20 MAY 1882, Page 2

This was not all. A fresh debate, opened by a

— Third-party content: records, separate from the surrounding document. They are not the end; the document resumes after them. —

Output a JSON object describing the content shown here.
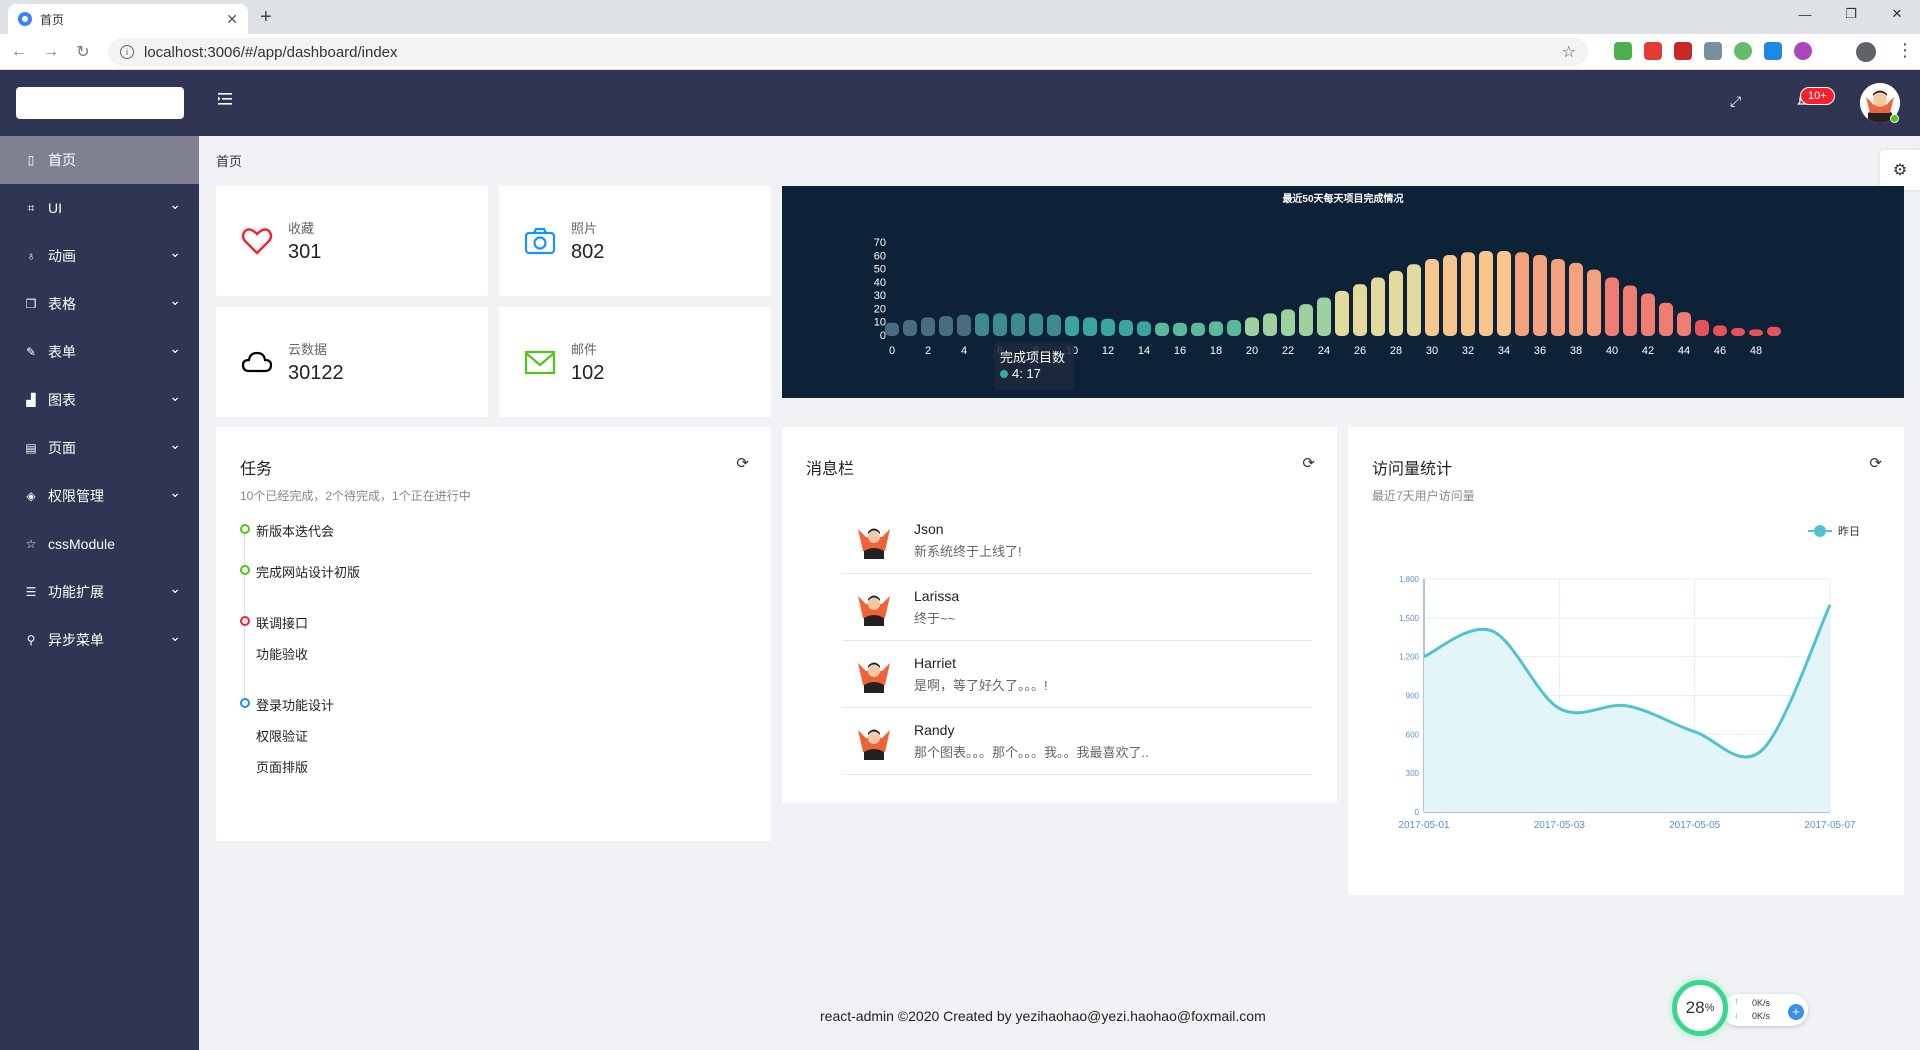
{
  "browser": {
    "tab_title": "首页",
    "url": "localhost:3006/#/app/dashboard/index"
  },
  "header": {
    "badge": "10+"
  },
  "sidebar": {
    "items": [
      {
        "label": "首页",
        "icon": "mobile-icon",
        "has_caret": false
      },
      {
        "label": "UI",
        "icon": "scan-icon",
        "has_caret": true
      },
      {
        "label": "动画",
        "icon": "rocket-icon",
        "has_caret": true
      },
      {
        "label": "表格",
        "icon": "copy-icon",
        "has_caret": true
      },
      {
        "label": "表单",
        "icon": "edit-icon",
        "has_caret": true
      },
      {
        "label": "图表",
        "icon": "area-chart-icon",
        "has_caret": true
      },
      {
        "label": "页面",
        "icon": "switcher-icon",
        "has_caret": true
      },
      {
        "label": "权限管理",
        "icon": "safety-icon",
        "has_caret": true
      },
      {
        "label": "cssModule",
        "icon": "star-icon",
        "has_caret": false
      },
      {
        "label": "功能扩展",
        "icon": "bars-icon",
        "has_caret": true
      },
      {
        "label": "异步菜单",
        "icon": "api-icon",
        "has_caret": true
      }
    ]
  },
  "breadcrumb": "首页",
  "stats": [
    {
      "label": "收藏",
      "value": "301",
      "icon": "heart-icon",
      "color": "#f5222d"
    },
    {
      "label": "照片",
      "value": "802",
      "icon": "camera-icon",
      "color": "#1890ff"
    },
    {
      "label": "云数据",
      "value": "30122",
      "icon": "cloud-icon",
      "color": "#000000"
    },
    {
      "label": "邮件",
      "value": "102",
      "icon": "mail-icon",
      "color": "#52c41a"
    }
  ],
  "chart_data": {
    "type": "bar",
    "title": "最近50天每天项目完成情况",
    "x": [
      0,
      1,
      2,
      3,
      4,
      5,
      6,
      7,
      8,
      9,
      10,
      11,
      12,
      13,
      14,
      15,
      16,
      17,
      18,
      19,
      20,
      21,
      22,
      23,
      24,
      25,
      26,
      27,
      28,
      29,
      30,
      31,
      32,
      33,
      34,
      35,
      36,
      37,
      38,
      39,
      40,
      41,
      42,
      43,
      44,
      45,
      46,
      47,
      48,
      49
    ],
    "x_tick_labels": [
      "0",
      "2",
      "4",
      "6",
      "8",
      "10",
      "12",
      "14",
      "16",
      "18",
      "20",
      "22",
      "24",
      "26",
      "28",
      "30",
      "32",
      "34",
      "36",
      "38",
      "40",
      "42",
      "44",
      "46",
      "48"
    ],
    "values": [
      10,
      12,
      14,
      15,
      16,
      17,
      17,
      17,
      17,
      16,
      15,
      14,
      13,
      12,
      11,
      10,
      10,
      10,
      11,
      12,
      14,
      17,
      20,
      24,
      29,
      34,
      39,
      44,
      49,
      54,
      58,
      61,
      63,
      64,
      64,
      63,
      61,
      58,
      55,
      50,
      44,
      38,
      32,
      25,
      18,
      12,
      8,
      6,
      5,
      7
    ],
    "ylim": [
      0,
      70
    ],
    "y_tick_labels": [
      "0",
      "10",
      "20",
      "30",
      "40",
      "50",
      "60",
      "70"
    ],
    "tooltip": {
      "title": "完成项目数",
      "label": "4: 17"
    }
  },
  "tasks": {
    "title": "任务",
    "subtitle": "10个已经完成，2个待完成，1个正在进行中",
    "groups": [
      {
        "color": "#52c41a",
        "items": [
          "新版本迭代会"
        ]
      },
      {
        "color": "#52c41a",
        "items": [
          "完成网站设计初版"
        ]
      },
      {
        "color": "#f5222d",
        "items": [
          "联调接口",
          "功能验收"
        ]
      },
      {
        "color": "#1890ff",
        "items": [
          "登录功能设计",
          "权限验证",
          "页面排版"
        ]
      }
    ]
  },
  "messages": {
    "title": "消息栏",
    "items": [
      {
        "name": "Json",
        "text": "新系统终于上线了!"
      },
      {
        "name": "Larissa",
        "text": "终于~~"
      },
      {
        "name": "Harriet",
        "text": "是啊，等了好久了。。。!"
      },
      {
        "name": "Randy",
        "text": "那个图表。。。那个。。。我。。我最喜欢了.."
      }
    ]
  },
  "visits": {
    "title": "访问量统计",
    "subtitle": "最近7天用户访问量",
    "legend": "昨日",
    "chart_data": {
      "type": "area",
      "x_tick_labels": [
        "2017-05-01",
        "2017-05-03",
        "2017-05-05",
        "2017-05-07"
      ],
      "x": [
        "2017-05-01",
        "2017-05-02",
        "2017-05-03",
        "2017-05-04",
        "2017-05-05",
        "2017-05-06",
        "2017-05-07"
      ],
      "values": [
        1200,
        1400,
        800,
        820,
        620,
        480,
        1600
      ],
      "ylim": [
        0,
        1800
      ],
      "y_tick_labels": [
        "0",
        "300",
        "600",
        "900",
        "1,200",
        "1,500",
        "1,800"
      ],
      "color": "#4fc4cf"
    }
  },
  "footer": "react-admin ©2020 Created by yezihaohao@yezi.haohao@foxmail.com",
  "speed_widget": {
    "percent": "28",
    "unit": "%",
    "up": "0K/s",
    "down": "0K/s"
  }
}
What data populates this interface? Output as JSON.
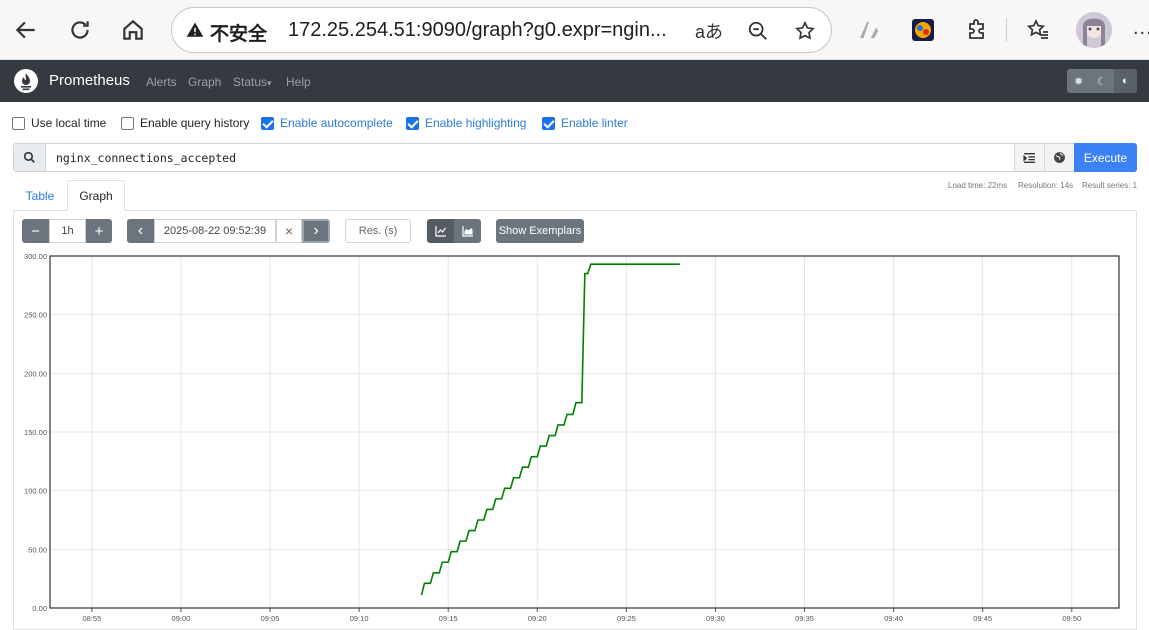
{
  "browser": {
    "security_label": "不安全",
    "url": "172.25.254.51:9090/graph?g0.expr=ngin...",
    "more": "..."
  },
  "nav": {
    "brand": "Prometheus",
    "links": [
      "Alerts",
      "Graph",
      "Status",
      "Help"
    ],
    "status_arrow": "▾"
  },
  "options": [
    {
      "label": "Use local time",
      "checked": false
    },
    {
      "label": "Enable query history",
      "checked": false
    },
    {
      "label": "Enable autocomplete",
      "checked": true
    },
    {
      "label": "Enable highlighting",
      "checked": true
    },
    {
      "label": "Enable linter",
      "checked": true
    }
  ],
  "query": {
    "expression": "nginx_connections_accepted",
    "execute_label": "Execute"
  },
  "tabs": {
    "table": "Table",
    "graph": "Graph"
  },
  "stats": {
    "load_time": "Load time: 22ms",
    "resolution": "Resolution: 14s",
    "result_series": "Result series: 1"
  },
  "controls": {
    "minus": "−",
    "range": "1h",
    "plus": "+",
    "prev": "‹",
    "end_time": "2025-08-22 09:52:39",
    "clear": "×",
    "next": "›",
    "resolution_placeholder": "Res. (s)",
    "show_exemplars": "Show Exemplars"
  },
  "chart_data": {
    "type": "line",
    "series": [
      {
        "line_color": "#008000",
        "x": [
          "09:13:30",
          "09:14:00",
          "09:14:30",
          "09:15:00",
          "09:15:30",
          "09:16:00",
          "09:16:30",
          "09:17:00",
          "09:17:30",
          "09:18:00",
          "09:18:30",
          "09:19:00",
          "09:19:30",
          "09:20:00",
          "09:20:30",
          "09:21:00",
          "09:21:30",
          "09:22:00",
          "09:22:30",
          "09:22:50",
          "09:23:00",
          "09:23:30",
          "09:24:00",
          "09:26:00",
          "09:28:00"
        ],
        "y": [
          11,
          21,
          30,
          39,
          48,
          57,
          66,
          75,
          84,
          93,
          102,
          111,
          120,
          129,
          138,
          147,
          156,
          165,
          175,
          285,
          293,
          293,
          293,
          293,
          293
        ]
      }
    ],
    "x_ticks": [
      "08:55",
      "09:00",
      "09:05",
      "09:10",
      "09:15",
      "09:20",
      "09:25",
      "09:30",
      "09:35",
      "09:40",
      "09:45",
      "09:50"
    ],
    "y_ticks": [
      "0.00",
      "50.00",
      "100.00",
      "150.00",
      "200.00",
      "250.00",
      "300.00"
    ],
    "xlim": [
      "08:52:39",
      "09:52:39"
    ],
    "ylim": [
      0,
      300
    ],
    "grid": true
  }
}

new interroga- tory of Sir Stafford Northcote's, was got up on Tuesday, by Mr. A. Balfour, who moved the adjournment of the House, to accuse the Government of a transaction which he was going to say, only he did not like to use strong language, " stood alone in its infamy." He compared them to the man in Moliere who denied that he had sold his goods, but said that he had given them to a friend, who, in exchange, had given him some money. So the Government had given the Irish party their liberty, and a Bill dealing with arrears ; while the Irish party had given them support in putting down outrages, and Parlia- mentary help. Mr. Gladstone congratulated Mr. Balfour on the height to which he had at last wound up his Parliamentary courage, in having first accused the Government of a transaction which, he was tempted to say, " stood alone in its infamy," and in having then, as the logical consequence of that accusation, moved the adjournment of the House. The Prime Minister repudiated with the utmost warmth having made any terms with Mr. Parnell. Mr. Parnell's offer of Parliamentary help he had at once told Mr. Forster that they had no right to expect, and as Mr. Gladstone rather thought, had no right to accept. They liberated the imprisoned Members simply because they really believed that that course was for the peace of Ireland, and they brought in the Arrears Bill for the same reason. They asked nothing in return, though, of course, they were glad to get voluntary aid in putting down outrages from any quarter whatever. Nor was there any mention made to Mr. Parnell of his own release, till he was actually released. Mr. Gibson and Lord John Manners renewed the attack, which Sir W. Harcourt and Mr. Chamberlain repelled, and at length the debate degenerated into languid conversation, and the motion for adjournment, which came in like a lion, went out like a lamb.